Randa Accessories is sending another letter Monday morning to the Special Committee of Perry Ellis’ board — it insists it can close on the deal and that the proxy filed last week by the company with the Securities and Exchange Commission contained some inaccuracies.
David Katz, chief marketing officer of Randa, said Sunday night in a telephone interview that Randa remains committed to purchasing the company.
Katz said his company all along never intended to engage a third party to share the equity risk, contrary to what was disclosed in the proxy statement. He said during the phone call that because of a bumped up deadline, it was the Special Committee that suggested an equity partner. “We were informed with 48 hours or less notice while we were still early in the process that ‘You don’t have your [financial commitments] so go in the direction of finding an equity partner,'” Katz said.
As for why Perry Ellis and why now, Katz said Perry Ellis fits Randa’s strategic roadmap: adding to its core accessories business to keep doing what it does best; moving into adjacent classifications such as apparel, and balancing Randa’s business with a portfolio of company-owned brands that can grow direct-to-consumer and at brick-and-mortar stores.
As for not moving sooner on an expression of interest in the company before Feldenkreis made his move, Katz said, “We didn’t see that the company was in play.” Feldenkreis’ offer — with financing already in place — gave him first-mover advantage, giving Randa what appears to be a scramble to catch up.
Executives at Randa believe that the Special Committee can allow Randa to speak with inbound licensors without violating the terms of the agreement inked with Perry Ellis founder George Feldenkreis. They said this was allowable to check on whether a Randa agreement is feasible, while the Feldenkreis agreement is still in place.
The letter to the committee also noted that the Feldenkreis transaction would result in a stand-alone post-closing company with a debt to EBITDA, or earnings before interest, taxes, depreciation and amortization, ratio of seven times, a much more leverage company than the proposed deal by Randa, which would have a debt to EBITDA ratio of just five times. In the phone call, Katz insisted that Randa’s deal would leave money available to invest in the business, as well as provide infrastructure upgrades.
As for the sole contingency regarding an outreach to inbound licensors and the possibility of some jumping ship if the accessories-heavy firm is ultimately successful in making the deal, Heath Golden, president of Randa Digital Labs, said, “The issue of licensors is not insurmountable.” He added, “We’re sure we can get it done.”

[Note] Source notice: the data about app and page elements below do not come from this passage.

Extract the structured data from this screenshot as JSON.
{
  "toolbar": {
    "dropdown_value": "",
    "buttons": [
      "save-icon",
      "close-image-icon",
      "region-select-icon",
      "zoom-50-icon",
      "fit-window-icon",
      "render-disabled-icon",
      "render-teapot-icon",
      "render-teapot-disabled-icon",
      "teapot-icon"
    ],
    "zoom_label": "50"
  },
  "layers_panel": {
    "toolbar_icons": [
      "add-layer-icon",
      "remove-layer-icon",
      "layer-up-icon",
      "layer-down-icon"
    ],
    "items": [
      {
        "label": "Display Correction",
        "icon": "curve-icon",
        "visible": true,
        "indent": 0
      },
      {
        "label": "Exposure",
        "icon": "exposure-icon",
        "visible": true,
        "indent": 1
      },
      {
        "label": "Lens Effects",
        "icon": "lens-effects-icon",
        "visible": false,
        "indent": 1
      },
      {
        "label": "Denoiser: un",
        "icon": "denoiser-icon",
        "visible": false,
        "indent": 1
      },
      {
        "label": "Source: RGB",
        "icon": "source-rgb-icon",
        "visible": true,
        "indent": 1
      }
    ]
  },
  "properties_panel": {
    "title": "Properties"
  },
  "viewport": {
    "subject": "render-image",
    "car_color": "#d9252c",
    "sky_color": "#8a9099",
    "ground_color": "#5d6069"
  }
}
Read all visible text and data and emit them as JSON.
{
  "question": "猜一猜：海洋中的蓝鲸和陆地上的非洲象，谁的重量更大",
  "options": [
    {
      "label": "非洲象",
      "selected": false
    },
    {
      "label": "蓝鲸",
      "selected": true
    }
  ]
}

Although Randa doesn’t need Perry Ellis’ permission to approach its current licenses, Katz and Golden said an introduction from the steering committee would be important and it would position Randa as a legitimate force rather than “an outsider.”
Katz said that while Randa’s expertise is in accessories such as neckwear and small leather goods, it has branched out into other ancillary categories including caps and cold-weather products. In addition, it is seeking to transform its current business by not only getting into apparel, but also owning its own brands instead of strictly acting as a licensor for others. Katz pointed to PEI’s owned brands, which include Perry Ellis and Original Penguin, as well as its “growing retail presence,” as an attractive part of the business that Randa would seek to increase. “We see a lot of potential to grow that,” Katz said.

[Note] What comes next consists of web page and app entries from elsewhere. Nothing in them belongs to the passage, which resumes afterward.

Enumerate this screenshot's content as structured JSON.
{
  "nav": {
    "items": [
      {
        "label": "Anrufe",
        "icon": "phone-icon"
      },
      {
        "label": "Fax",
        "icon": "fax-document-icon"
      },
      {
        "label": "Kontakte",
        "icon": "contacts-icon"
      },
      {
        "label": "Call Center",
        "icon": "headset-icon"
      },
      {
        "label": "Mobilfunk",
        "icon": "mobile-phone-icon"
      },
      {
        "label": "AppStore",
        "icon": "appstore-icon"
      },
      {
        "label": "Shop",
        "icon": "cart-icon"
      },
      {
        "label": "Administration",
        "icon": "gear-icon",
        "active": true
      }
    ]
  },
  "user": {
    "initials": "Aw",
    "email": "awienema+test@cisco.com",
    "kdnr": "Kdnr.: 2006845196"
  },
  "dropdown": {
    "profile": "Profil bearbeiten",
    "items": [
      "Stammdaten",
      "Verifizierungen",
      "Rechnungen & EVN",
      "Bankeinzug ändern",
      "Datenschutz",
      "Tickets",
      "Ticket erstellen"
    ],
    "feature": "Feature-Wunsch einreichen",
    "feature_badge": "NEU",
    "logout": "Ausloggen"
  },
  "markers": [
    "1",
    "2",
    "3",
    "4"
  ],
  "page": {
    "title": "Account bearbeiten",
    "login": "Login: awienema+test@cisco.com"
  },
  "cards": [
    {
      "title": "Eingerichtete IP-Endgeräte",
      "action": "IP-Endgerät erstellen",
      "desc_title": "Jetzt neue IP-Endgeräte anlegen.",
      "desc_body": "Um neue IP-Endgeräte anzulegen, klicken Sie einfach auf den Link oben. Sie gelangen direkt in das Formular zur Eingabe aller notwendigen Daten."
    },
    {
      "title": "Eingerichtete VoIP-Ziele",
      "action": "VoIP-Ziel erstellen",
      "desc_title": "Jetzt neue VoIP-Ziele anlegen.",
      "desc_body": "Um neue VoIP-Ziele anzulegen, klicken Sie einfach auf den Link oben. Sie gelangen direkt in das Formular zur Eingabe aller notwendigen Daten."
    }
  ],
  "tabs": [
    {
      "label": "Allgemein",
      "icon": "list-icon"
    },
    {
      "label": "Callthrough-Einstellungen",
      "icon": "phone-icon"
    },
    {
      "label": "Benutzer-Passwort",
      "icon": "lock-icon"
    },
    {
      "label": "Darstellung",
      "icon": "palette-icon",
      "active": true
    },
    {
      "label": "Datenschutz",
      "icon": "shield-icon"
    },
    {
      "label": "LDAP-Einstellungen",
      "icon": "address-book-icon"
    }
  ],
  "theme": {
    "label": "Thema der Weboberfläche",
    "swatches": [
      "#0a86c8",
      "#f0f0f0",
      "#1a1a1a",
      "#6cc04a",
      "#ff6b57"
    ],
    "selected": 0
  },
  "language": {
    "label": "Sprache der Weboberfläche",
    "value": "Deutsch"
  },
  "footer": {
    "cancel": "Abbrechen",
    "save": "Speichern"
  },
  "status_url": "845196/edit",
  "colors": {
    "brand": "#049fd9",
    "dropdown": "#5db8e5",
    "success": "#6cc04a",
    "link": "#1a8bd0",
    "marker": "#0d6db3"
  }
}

He pointed out that Hermès started as a saddlemaker and Ralph Lauren was only a neckwear manufacturer in the beginning, so there is precedent for expanding into apparel for other companies within the fashion industry.
If the special committee continues to not engage with Randa, Katz and Golden said they plan to continue to work on buying the company. “It is our intention to buy this company,” Katz said. “We believe it is in the best interest of the shareholders, employees, licensors, retailer and supply chain and we intend to continue to pursue it.”

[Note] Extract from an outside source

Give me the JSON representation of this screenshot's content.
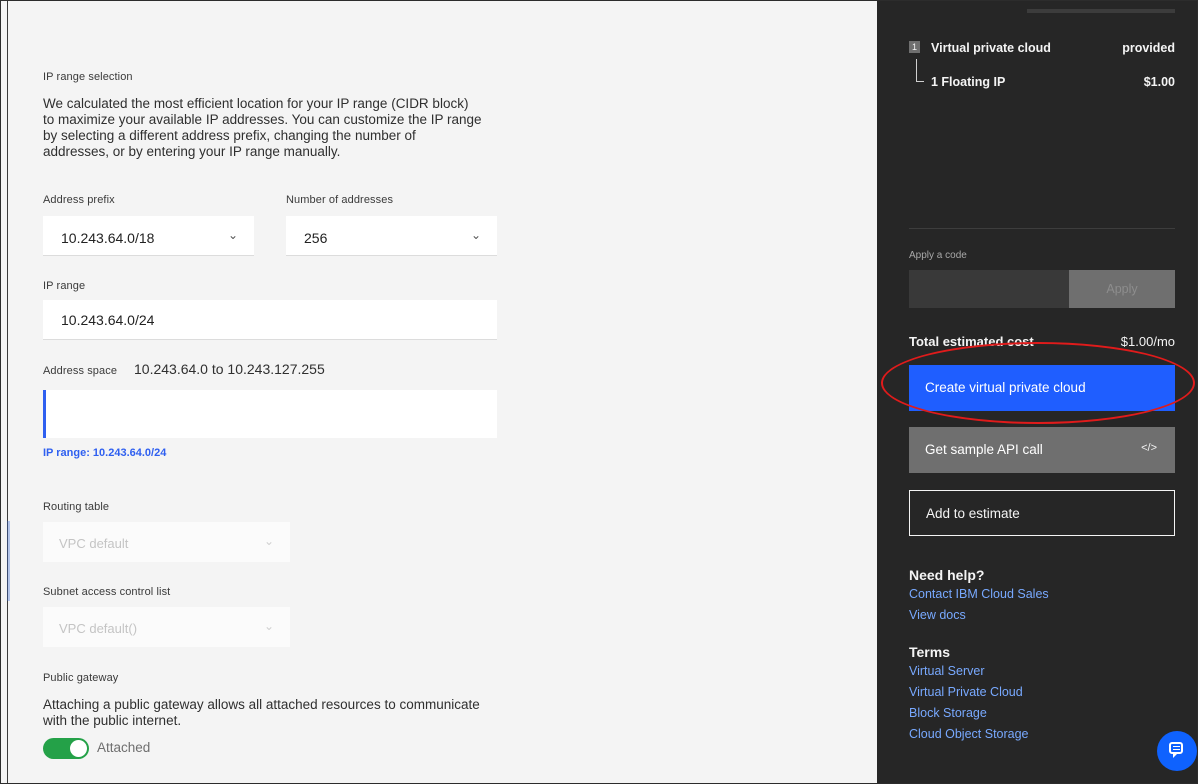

Randa’s financial and legal advisers are Threadstone Partners and Willkie Farr & Gallagher.